DATASET RECORDS |
-------
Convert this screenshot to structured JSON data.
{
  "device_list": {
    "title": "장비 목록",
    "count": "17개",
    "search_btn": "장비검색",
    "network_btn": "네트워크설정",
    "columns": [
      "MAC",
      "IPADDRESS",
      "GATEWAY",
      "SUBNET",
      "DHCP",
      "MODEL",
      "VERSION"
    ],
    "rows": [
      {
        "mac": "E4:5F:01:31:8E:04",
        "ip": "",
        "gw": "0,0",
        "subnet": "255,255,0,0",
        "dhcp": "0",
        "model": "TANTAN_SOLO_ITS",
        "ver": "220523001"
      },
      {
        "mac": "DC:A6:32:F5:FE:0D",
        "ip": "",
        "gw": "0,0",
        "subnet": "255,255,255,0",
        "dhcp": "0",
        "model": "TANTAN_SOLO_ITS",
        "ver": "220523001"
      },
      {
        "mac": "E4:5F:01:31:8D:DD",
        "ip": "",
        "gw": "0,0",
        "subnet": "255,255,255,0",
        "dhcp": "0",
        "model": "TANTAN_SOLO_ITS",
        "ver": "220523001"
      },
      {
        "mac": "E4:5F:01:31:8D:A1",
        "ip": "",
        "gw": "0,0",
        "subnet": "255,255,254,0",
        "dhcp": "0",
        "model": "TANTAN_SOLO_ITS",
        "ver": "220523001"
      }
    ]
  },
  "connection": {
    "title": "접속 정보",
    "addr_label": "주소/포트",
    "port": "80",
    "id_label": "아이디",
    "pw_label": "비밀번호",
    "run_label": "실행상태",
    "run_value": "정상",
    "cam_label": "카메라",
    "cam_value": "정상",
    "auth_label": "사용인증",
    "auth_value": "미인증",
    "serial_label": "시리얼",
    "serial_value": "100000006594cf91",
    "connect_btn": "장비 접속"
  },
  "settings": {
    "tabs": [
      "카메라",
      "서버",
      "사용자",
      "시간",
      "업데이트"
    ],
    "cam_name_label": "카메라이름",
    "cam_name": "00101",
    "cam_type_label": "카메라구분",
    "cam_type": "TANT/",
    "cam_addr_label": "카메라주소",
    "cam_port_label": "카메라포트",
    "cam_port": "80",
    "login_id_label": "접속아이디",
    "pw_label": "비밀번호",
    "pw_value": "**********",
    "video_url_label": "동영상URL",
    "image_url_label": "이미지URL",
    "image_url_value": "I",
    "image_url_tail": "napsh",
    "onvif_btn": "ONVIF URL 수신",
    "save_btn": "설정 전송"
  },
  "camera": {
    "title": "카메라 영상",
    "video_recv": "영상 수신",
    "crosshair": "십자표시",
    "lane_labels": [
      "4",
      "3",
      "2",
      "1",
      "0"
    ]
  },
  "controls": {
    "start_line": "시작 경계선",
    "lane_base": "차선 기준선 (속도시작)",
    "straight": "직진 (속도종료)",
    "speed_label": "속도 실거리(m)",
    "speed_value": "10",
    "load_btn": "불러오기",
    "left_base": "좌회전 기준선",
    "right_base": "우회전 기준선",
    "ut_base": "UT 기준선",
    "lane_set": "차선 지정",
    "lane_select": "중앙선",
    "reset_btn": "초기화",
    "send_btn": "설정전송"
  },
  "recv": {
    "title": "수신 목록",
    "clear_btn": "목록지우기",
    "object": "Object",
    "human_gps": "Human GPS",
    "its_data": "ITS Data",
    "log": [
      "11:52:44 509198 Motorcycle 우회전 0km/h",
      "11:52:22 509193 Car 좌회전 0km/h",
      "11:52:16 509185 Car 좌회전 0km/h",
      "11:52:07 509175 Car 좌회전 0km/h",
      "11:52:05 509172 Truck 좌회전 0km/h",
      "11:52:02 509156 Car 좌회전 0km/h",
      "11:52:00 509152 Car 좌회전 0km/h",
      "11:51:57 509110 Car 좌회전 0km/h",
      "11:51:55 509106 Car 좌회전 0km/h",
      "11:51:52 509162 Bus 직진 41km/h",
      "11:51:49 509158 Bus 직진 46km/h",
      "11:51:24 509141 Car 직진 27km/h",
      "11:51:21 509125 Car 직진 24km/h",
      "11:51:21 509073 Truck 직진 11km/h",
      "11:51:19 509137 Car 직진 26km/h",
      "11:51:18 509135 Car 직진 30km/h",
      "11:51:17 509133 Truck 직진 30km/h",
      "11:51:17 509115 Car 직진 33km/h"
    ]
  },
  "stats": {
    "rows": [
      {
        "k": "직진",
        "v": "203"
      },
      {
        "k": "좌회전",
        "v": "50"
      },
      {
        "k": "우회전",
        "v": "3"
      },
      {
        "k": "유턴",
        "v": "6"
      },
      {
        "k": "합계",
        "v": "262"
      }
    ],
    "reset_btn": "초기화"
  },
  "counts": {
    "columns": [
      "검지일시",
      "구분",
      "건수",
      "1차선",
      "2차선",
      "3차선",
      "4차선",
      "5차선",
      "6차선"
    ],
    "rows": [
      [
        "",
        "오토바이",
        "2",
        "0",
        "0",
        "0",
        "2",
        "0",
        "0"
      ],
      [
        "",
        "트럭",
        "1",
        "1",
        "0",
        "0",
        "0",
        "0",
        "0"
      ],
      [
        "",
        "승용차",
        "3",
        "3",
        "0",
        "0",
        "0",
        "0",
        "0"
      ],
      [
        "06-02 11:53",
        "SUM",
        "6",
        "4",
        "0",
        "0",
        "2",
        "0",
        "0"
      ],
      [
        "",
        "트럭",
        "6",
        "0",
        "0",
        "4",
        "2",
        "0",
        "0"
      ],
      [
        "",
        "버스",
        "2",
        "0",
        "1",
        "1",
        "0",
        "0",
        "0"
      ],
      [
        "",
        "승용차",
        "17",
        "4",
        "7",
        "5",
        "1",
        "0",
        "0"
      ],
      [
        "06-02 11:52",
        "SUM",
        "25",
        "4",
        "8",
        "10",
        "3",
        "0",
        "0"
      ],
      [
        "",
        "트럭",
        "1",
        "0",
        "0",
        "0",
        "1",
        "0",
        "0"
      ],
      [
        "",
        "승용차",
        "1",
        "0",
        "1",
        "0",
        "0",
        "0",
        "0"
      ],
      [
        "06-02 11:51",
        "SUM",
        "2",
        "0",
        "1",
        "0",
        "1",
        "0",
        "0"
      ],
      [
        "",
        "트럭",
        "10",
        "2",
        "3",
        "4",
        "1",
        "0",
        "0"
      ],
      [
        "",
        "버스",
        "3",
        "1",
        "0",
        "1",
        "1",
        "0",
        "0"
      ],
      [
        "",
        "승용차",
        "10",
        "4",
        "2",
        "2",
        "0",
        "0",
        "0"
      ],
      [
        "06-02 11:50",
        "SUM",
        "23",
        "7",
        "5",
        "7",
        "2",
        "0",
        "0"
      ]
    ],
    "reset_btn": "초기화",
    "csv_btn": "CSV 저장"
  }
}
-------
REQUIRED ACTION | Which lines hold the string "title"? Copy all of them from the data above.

OUTPUT FOR THIS TASK |
    "title": "장비 목록",
    "title": "접속 정보",
    "title": "카메라 영상",
    "title": "수신 목록",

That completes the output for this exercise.